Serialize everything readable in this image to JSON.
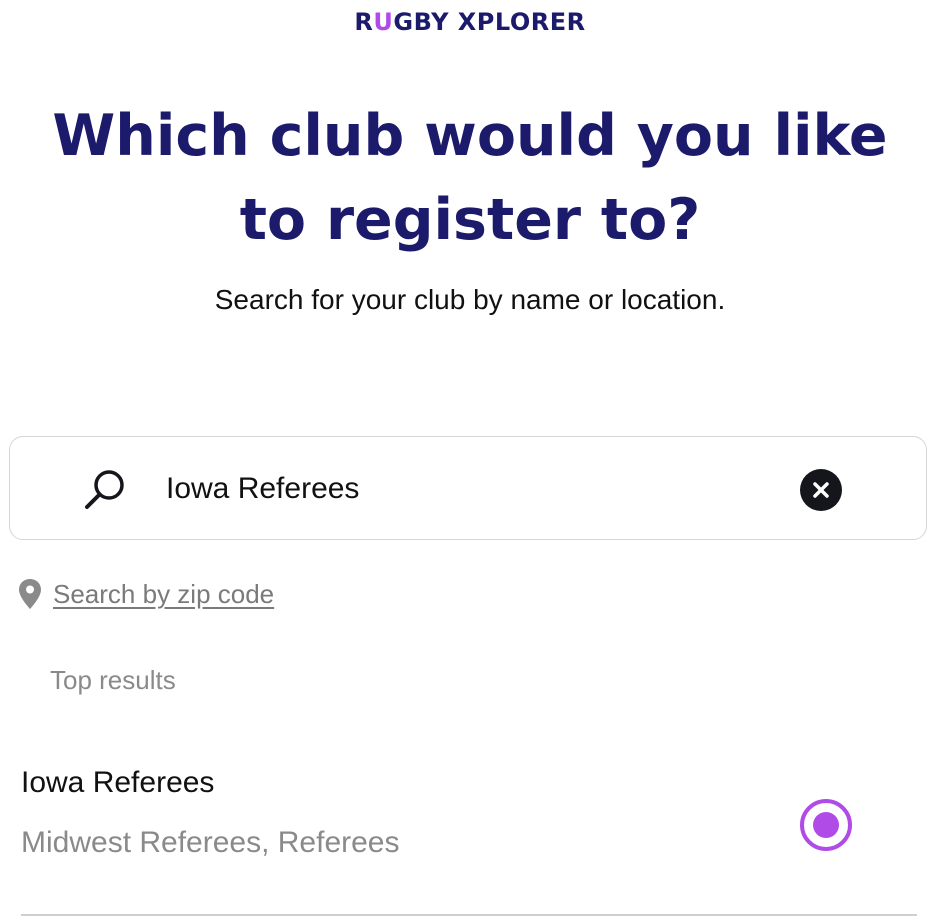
{
  "brand": {
    "logo_part1": "R",
    "logo_accent": "U",
    "logo_part2": "GBY XPLORER",
    "primary_color": "#1b1a6b",
    "accent_color": "#b04be8"
  },
  "page": {
    "heading": "Which club would you like to register to?",
    "subheading": "Search for your club by name or location."
  },
  "search": {
    "value": "Iowa Referees",
    "icon": "search-icon",
    "clear_icon": "close-icon"
  },
  "zip": {
    "icon": "map-pin-icon",
    "link_label": "Search by zip code"
  },
  "results": {
    "label": "Top results",
    "items": [
      {
        "name": "Iowa Referees",
        "subtitle": "Midwest Referees, Referees",
        "selected": true
      }
    ]
  }
}
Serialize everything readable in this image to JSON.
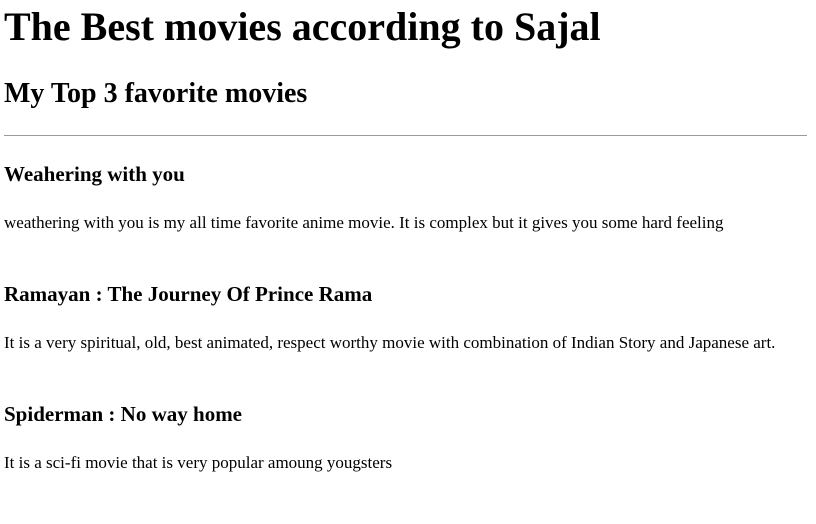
{
  "page": {
    "title": "The Best movies according to Sajal",
    "subtitle": "My Top 3 favorite movies"
  },
  "movies": [
    {
      "title": "Weahering with you",
      "description": "weathering with you is my all time favorite anime movie. It is complex but it gives you some hard feeling"
    },
    {
      "title": "Ramayan : The Journey Of Prince Rama",
      "description": "It is a very spiritual, old, best animated, respect worthy movie with combination of Indian Story and Japanese art."
    },
    {
      "title": "Spiderman : No way home",
      "description": "It is a sci-fi movie that is very popular amoung yougsters"
    }
  ]
}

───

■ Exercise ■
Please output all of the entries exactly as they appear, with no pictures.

■ Reply ■
Serialize everything readable in this image to JSON.
{
  "brand": {
    "logo_part1": "R",
    "logo_accent": "U",
    "logo_part2": "GBY XPLORER",
    "primary_color": "#1b1a6b",
    "accent_color": "#b04be8"
  },
  "page": {
    "heading": "Which club would you like to register to?",
    "subheading": "Search for your club by name or location."
  },
  "search": {
    "value": "Iowa Referees",
    "icon": "search-icon",
    "clear_icon": "close-icon"
  },
  "zip": {
    "icon": "map-pin-icon",
    "link_label": "Search by zip code"
  },
  "results": {
    "label": "Top results",
    "items": [
      {
        "name": "Iowa Referees",
        "subtitle": "Midwest Referees, Referees",
        "selected": true
      }
    ]
  }
}
Serialize everything readable in this image to JSON.
{
  "page": {
    "title": "The Best movies according to Sajal",
    "subtitle": "My Top 3 favorite movies"
  },
  "movies": [
    {
      "title": "Weahering with you",
      "description": "weathering with you is my all time favorite anime movie. It is complex but it gives you some hard feeling"
    },
    {
      "title": "Ramayan : The Journey Of Prince Rama",
      "description": "It is a very spiritual, old, best animated, respect worthy movie with combination of Indian Story and Japanese art."
    },
    {
      "title": "Spiderman : No way home",
      "description": "It is a sci-fi movie that is very popular amoung yougsters"
    }
  ]
}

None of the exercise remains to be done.